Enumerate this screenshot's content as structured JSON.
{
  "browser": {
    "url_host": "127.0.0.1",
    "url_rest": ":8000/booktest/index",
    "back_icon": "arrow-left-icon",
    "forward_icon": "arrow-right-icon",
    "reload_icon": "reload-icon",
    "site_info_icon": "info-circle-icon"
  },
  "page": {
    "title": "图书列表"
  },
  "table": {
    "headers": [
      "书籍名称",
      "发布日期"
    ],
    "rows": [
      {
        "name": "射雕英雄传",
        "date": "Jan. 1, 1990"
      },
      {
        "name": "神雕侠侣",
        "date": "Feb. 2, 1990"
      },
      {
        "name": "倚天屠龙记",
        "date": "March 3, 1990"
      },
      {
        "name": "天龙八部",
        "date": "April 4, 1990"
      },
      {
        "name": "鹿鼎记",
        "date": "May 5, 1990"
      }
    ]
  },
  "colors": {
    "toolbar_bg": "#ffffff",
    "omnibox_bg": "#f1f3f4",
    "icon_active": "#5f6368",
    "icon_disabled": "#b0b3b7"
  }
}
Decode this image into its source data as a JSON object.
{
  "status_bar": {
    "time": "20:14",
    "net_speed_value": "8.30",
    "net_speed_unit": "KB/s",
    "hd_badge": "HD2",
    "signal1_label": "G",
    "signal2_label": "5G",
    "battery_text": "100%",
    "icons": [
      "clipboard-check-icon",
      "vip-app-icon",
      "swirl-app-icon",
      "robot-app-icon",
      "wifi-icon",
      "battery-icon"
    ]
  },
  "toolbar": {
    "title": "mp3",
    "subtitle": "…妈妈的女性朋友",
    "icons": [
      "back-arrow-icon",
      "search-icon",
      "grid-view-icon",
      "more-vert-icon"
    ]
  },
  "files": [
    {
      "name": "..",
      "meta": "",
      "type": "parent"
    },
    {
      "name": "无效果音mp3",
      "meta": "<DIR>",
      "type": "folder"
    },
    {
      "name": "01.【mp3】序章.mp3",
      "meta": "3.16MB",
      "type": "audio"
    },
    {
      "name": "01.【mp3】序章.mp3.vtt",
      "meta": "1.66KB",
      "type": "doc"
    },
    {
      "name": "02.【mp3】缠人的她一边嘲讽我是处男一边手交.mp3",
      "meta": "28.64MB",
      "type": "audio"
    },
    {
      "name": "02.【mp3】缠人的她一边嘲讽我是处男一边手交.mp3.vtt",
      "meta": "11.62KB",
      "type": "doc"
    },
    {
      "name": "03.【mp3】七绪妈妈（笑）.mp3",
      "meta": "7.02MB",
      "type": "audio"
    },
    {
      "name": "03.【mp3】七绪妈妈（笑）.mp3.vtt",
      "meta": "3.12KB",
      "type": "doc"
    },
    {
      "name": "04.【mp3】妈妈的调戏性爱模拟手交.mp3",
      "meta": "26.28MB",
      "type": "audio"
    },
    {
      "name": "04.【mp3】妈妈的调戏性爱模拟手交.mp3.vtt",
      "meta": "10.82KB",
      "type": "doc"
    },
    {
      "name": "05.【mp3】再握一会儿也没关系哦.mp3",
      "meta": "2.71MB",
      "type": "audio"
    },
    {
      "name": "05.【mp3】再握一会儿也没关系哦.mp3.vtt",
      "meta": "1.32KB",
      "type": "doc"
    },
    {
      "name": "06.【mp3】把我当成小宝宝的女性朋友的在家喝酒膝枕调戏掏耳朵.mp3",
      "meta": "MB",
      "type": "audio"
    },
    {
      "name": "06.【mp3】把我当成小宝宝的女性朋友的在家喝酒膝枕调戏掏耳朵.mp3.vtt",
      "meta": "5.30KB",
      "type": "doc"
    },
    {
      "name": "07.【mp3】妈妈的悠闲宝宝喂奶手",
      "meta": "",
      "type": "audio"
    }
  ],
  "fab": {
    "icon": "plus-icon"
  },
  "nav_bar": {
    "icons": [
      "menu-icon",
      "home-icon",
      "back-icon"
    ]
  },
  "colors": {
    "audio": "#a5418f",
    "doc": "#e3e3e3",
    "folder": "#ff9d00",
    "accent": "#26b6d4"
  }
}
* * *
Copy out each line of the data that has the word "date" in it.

▸ Response to the task:
        "date": "Jan. 1, 1990"
        "date": "Feb. 2, 1990"
        "date": "March 3, 1990"
        "date": "April 4, 1990"
        "date": "May 5, 1990"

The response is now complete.